_Exercise prompt:_ Please return every line of the records below that contains the word "Cancel".

:: Supplied records ::

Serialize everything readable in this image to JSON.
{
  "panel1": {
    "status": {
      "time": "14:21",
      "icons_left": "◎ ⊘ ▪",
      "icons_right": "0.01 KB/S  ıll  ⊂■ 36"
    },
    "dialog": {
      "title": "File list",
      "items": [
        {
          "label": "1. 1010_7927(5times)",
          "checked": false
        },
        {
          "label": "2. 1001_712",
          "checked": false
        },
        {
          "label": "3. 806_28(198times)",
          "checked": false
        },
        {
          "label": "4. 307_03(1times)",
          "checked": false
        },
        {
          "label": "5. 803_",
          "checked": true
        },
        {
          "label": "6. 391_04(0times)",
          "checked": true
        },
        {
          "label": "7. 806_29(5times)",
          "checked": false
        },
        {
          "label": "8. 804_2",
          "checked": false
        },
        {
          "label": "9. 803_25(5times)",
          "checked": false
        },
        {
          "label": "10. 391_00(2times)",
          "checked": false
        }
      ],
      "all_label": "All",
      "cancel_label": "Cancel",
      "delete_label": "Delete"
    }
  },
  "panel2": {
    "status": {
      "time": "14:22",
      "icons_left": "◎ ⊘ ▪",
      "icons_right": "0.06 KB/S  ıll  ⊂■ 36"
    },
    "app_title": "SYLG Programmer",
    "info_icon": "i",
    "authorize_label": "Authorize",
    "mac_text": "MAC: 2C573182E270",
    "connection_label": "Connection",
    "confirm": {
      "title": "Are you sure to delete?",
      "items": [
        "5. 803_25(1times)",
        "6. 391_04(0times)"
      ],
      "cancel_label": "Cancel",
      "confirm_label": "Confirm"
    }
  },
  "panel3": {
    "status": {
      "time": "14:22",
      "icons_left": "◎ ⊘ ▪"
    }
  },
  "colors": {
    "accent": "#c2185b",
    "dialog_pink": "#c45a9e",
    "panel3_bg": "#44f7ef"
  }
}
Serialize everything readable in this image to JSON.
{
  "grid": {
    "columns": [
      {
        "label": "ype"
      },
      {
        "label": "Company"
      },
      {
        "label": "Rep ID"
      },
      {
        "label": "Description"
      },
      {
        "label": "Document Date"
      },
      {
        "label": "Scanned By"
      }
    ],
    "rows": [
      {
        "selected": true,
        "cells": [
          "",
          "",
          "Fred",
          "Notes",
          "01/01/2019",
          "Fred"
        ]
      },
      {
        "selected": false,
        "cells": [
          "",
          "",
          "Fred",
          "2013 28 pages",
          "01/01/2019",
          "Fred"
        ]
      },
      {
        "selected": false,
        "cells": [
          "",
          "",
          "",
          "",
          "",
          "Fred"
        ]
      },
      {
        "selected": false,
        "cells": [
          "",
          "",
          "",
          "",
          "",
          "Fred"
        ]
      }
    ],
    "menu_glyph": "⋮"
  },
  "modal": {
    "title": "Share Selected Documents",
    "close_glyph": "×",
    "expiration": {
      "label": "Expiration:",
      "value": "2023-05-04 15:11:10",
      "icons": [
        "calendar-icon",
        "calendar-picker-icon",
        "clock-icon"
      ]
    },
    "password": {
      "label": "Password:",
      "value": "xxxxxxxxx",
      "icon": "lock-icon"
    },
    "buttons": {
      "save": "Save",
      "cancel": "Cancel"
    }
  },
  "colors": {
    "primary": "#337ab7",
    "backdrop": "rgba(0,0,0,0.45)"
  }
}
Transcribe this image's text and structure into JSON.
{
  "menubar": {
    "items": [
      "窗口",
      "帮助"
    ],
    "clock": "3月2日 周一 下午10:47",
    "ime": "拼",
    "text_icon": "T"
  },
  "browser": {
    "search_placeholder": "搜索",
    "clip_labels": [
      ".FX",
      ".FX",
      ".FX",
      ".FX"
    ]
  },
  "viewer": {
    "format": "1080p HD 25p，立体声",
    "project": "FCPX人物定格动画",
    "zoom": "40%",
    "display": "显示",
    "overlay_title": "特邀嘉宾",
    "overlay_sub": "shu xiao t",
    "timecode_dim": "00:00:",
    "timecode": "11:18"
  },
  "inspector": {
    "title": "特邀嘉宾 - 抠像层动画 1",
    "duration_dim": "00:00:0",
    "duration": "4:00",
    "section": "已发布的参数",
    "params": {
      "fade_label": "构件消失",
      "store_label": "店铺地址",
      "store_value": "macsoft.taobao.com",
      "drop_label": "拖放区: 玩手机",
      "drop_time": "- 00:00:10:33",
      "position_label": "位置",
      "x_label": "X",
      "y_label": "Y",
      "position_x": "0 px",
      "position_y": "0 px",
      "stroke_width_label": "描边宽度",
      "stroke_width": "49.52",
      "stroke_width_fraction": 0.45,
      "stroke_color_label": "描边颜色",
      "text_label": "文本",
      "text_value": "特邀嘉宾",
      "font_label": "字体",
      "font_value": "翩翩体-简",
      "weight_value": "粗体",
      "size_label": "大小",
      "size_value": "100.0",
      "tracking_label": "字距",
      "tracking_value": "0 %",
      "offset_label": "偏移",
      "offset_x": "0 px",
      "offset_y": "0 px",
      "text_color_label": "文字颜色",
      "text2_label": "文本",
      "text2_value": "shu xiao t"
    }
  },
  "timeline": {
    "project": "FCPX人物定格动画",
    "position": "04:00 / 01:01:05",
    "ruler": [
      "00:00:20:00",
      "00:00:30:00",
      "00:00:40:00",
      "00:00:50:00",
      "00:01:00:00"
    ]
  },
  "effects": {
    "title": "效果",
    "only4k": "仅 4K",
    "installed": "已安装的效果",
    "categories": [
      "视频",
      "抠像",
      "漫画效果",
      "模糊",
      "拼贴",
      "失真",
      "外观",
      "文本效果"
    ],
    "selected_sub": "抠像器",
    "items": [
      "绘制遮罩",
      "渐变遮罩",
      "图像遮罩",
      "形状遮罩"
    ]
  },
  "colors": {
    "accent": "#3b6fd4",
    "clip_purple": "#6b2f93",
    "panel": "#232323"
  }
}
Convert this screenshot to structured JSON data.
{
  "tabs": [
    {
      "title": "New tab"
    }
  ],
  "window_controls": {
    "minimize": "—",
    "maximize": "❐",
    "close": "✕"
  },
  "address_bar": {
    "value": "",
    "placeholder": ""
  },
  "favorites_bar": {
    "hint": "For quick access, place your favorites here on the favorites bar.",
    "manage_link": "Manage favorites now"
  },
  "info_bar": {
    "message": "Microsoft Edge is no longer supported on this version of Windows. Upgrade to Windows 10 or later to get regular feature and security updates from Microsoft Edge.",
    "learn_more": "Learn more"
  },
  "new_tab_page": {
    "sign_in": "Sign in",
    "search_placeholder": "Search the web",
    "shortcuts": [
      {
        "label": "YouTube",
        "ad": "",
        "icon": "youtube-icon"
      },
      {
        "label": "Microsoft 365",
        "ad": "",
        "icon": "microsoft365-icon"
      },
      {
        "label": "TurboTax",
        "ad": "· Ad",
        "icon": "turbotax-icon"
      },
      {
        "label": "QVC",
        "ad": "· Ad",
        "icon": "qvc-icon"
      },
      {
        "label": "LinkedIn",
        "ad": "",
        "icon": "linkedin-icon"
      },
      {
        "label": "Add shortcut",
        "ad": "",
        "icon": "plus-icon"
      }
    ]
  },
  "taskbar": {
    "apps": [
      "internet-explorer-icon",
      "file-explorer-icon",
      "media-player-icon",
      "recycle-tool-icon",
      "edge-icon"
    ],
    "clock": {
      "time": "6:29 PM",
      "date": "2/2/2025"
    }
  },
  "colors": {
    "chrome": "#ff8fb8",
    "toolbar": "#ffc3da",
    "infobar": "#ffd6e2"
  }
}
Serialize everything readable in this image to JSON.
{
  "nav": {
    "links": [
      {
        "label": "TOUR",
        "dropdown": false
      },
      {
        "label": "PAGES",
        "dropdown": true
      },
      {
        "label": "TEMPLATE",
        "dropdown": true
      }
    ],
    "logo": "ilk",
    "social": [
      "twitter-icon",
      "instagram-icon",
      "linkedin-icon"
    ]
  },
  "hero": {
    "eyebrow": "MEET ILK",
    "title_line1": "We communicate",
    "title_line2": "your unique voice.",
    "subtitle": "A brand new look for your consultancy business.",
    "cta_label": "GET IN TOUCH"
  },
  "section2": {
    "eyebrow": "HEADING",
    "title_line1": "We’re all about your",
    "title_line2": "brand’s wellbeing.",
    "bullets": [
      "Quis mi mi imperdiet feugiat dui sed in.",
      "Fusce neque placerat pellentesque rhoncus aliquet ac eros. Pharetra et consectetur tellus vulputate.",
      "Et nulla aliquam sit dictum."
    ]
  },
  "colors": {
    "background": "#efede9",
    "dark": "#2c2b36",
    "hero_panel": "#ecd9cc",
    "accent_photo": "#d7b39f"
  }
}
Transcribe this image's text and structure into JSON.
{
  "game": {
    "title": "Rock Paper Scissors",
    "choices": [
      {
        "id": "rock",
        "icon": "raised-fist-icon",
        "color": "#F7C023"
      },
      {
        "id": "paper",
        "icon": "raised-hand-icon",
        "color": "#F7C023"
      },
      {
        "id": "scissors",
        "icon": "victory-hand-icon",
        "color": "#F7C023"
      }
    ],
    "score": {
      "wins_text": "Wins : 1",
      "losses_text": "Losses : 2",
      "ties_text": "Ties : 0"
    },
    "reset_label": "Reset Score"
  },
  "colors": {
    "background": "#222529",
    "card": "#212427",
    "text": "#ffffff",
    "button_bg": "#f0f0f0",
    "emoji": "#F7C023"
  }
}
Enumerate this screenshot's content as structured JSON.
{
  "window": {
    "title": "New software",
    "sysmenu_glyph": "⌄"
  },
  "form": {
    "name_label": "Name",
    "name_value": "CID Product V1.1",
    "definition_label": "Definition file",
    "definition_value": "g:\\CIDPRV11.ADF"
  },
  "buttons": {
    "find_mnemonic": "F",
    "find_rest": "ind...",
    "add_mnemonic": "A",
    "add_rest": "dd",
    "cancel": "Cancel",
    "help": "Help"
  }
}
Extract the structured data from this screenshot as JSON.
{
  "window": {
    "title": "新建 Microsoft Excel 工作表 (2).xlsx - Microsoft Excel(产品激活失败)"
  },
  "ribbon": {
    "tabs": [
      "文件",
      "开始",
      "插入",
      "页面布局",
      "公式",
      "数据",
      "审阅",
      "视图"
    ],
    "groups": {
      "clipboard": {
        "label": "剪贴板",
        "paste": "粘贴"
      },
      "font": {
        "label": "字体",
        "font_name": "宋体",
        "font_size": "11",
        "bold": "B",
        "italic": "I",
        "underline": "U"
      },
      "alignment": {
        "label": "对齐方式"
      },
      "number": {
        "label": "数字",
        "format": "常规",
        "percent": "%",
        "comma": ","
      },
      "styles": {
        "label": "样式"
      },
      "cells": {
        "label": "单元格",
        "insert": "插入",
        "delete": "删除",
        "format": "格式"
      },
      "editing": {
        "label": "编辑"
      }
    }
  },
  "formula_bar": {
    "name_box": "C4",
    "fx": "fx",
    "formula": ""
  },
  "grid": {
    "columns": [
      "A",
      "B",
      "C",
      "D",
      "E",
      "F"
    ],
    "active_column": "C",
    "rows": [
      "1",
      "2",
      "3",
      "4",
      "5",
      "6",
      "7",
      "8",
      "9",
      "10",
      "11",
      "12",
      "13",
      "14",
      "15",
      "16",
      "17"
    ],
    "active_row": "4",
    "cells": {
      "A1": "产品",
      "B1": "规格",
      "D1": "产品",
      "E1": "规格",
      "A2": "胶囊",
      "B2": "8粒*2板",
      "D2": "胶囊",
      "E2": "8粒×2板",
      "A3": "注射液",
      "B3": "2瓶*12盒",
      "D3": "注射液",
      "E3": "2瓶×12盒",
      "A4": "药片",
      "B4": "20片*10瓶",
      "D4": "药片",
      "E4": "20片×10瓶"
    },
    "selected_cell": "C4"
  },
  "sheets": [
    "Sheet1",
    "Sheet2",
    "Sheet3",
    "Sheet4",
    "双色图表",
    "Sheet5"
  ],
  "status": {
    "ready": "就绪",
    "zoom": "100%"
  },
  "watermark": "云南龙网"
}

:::

_Output of the exercise:_
      "cancel_label": "Cancel",
      "cancel_label": "Cancel",
      "cancel": "Cancel"
    "cancel": "Cancel",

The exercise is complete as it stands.